     in Step F.

You now have a clean list of files to send to the U.S. Copyright Office
and kept the  ability to track the date (and therefore the EXACT MIX)  of your submitted audio format.

Much joy to you in tracking more and more audio files for your music!
©2012 DianaDee Osborne;  all rights reserved

Tuesday, December 11, 2012

Avoid the PRIDE THING in Studio

It's almost amusing.
As we singers "advance" in our dreams and goals, sometimes we get enough money
to hire a studio producer to record our singing.

It's rather human that we don't reach this point until we think we're pretty good.
It's rather human to be a bit miffed when hearing the suggestion that we could improve something.

But we are -- after all -- paying someone  
who "knows" his or her stuff.
Who has experience and equipment to make us sound good --
but also the professional responsibility to be honest 
when we can improve.

Amazingly, I've repeatedly heard professionals speak of singers
who were insulted to be told they were slipping off key,
or had their feelings hurt when told that their tone for Part 1 did not match that of Part 2 in a song.
So this is a pretty simple hint.  Sorry it sounds a bit preachy.  Just ignore if you'd like. But here 'tis:

In a studio, you would be paying for professional services to make you sound "good".
The producers have no interest in hurting your feelings;  
they just want to do what they're getting paid for -- 
give objective evaluations.  
Only then can singers move on to the next step in good vocal recordings:
         Consider the advice without pride. 
         And -- if desired -- take it.  
You can always ask for the old recorded vocal track to be used :)

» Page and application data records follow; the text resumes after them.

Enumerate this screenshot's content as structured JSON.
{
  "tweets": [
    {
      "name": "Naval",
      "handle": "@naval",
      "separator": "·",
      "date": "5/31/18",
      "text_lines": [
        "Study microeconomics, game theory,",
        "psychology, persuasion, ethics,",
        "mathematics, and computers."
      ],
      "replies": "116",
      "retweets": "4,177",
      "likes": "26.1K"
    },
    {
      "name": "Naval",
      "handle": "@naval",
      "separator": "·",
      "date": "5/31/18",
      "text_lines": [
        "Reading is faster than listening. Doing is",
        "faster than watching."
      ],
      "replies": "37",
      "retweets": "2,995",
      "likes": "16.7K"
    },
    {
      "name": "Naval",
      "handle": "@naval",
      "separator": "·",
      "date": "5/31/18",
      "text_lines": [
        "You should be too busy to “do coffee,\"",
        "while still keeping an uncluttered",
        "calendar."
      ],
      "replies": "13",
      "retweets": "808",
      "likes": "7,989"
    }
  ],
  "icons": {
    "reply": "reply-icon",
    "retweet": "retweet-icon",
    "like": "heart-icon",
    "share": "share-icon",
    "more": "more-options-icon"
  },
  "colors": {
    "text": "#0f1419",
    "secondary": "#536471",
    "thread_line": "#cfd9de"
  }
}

Much joy to you in growing your music!
©2012 DianaDee Osborne;  all rights reserved